PROBLEM → Copy out exactly the lines from the one containing "Decode this image" through the end of the records, and no pictures.

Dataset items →
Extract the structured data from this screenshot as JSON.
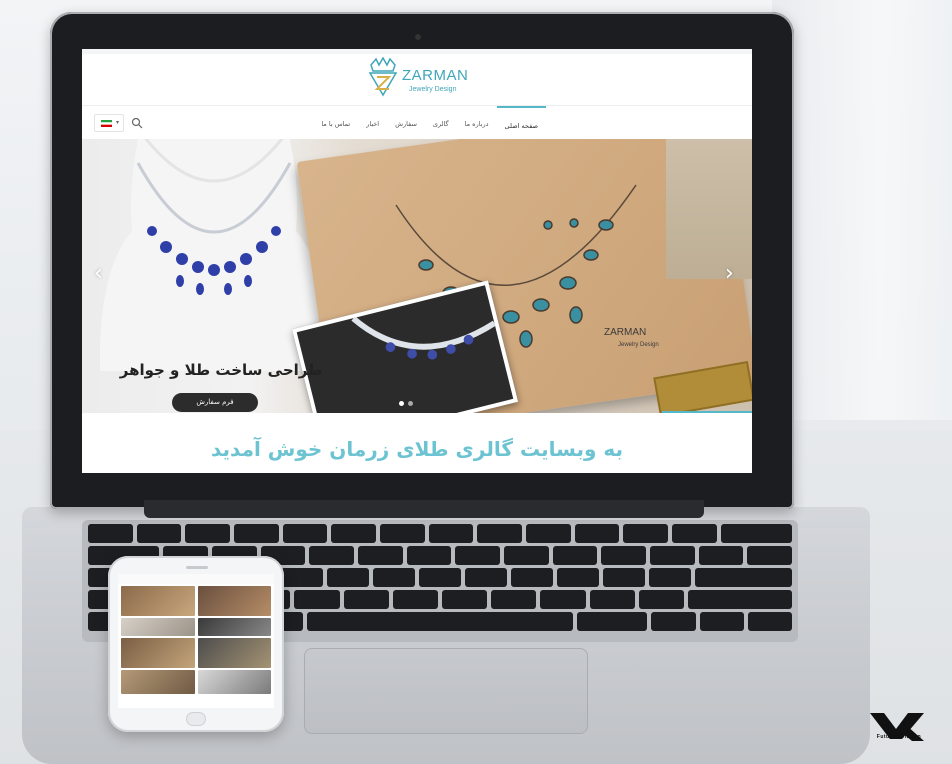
{
  "site": {
    "logo_name": "ZARMAN",
    "logo_tagline": "Jewelry Design",
    "accent_color": "#55b8c9",
    "welcome_text": "به وبسایت گالری طلای زرمان خوش آمدید"
  },
  "nav": {
    "items": [
      {
        "label": "صفحه اصلی",
        "active": true
      },
      {
        "label": "درباره ما",
        "active": false
      },
      {
        "label": "گالری",
        "active": false
      },
      {
        "label": "سفارش",
        "active": false
      },
      {
        "label": "اخبار",
        "active": false
      },
      {
        "label": "تماس با ما",
        "active": false
      }
    ],
    "search_icon": "search-icon",
    "language_flag": "iran-flag-icon"
  },
  "hero": {
    "title": "طراحی ساخت طلا و جواهر",
    "button_label": "فرم سفارش",
    "prev_icon": "chevron-left-icon",
    "next_icon": "chevron-right-icon",
    "slide_count": 2,
    "active_slide": 1,
    "image_logo_name": "ZARMAN",
    "image_logo_tagline": "Jewelry Design"
  },
  "watermark": {
    "text": "Future Solution"
  }
}
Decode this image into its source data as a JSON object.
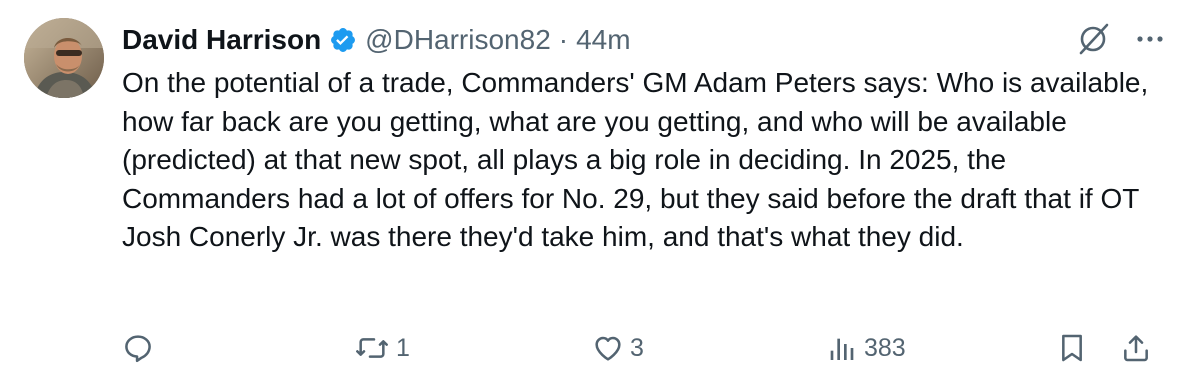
{
  "author": {
    "name": "David Harrison",
    "handle": "@DHarrison82",
    "separator": "·",
    "time": "44m",
    "verified_icon": "verified-badge-icon"
  },
  "header_icons": [
    "grok-icon",
    "more-icon"
  ],
  "tweet": {
    "text": "On the potential of a trade, Commanders' GM Adam Peters says: Who is available, how far back are you getting, what are you getting, and who will be available (predicted) at that new spot, all plays a big role in deciding. In 2025, the Commanders had a lot of offers for No. 29, but they said before the draft that if OT Josh Conerly Jr. was there they'd take him, and that's what they did."
  },
  "actions": {
    "replies": "",
    "reposts": "1",
    "likes": "3",
    "views": "383"
  },
  "colors": {
    "text": "#0f1419",
    "secondary": "#536471",
    "verified": "#1d9bf0"
  }
}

ANSWER SECTION →
Decode this image into its source data as a JSON object.
{
  "author": {
    "name": "David Harrison",
    "handle": "@DHarrison82",
    "separator": "·",
    "time": "44m",
    "verified_icon": "verified-badge-icon"
  },
  "header_icons": [
    "grok-icon",
    "more-icon"
  ],
  "tweet": {
    "text": "On the potential of a trade, Commanders' GM Adam Peters says: Who is available, how far back are you getting, what are you getting, and who will be available (predicted) at that new spot, all plays a big role in deciding. In 2025, the Commanders had a lot of offers for No. 29, but they said before the draft that if OT Josh Conerly Jr. was there they'd take him, and that's what they did."
  },
  "actions": {
    "replies": "",
    "reposts": "1",
    "likes": "3",
    "views": "383"
  },
  "colors": {
    "text": "#0f1419",
    "secondary": "#536471",
    "verified": "#1d9bf0"
  }
}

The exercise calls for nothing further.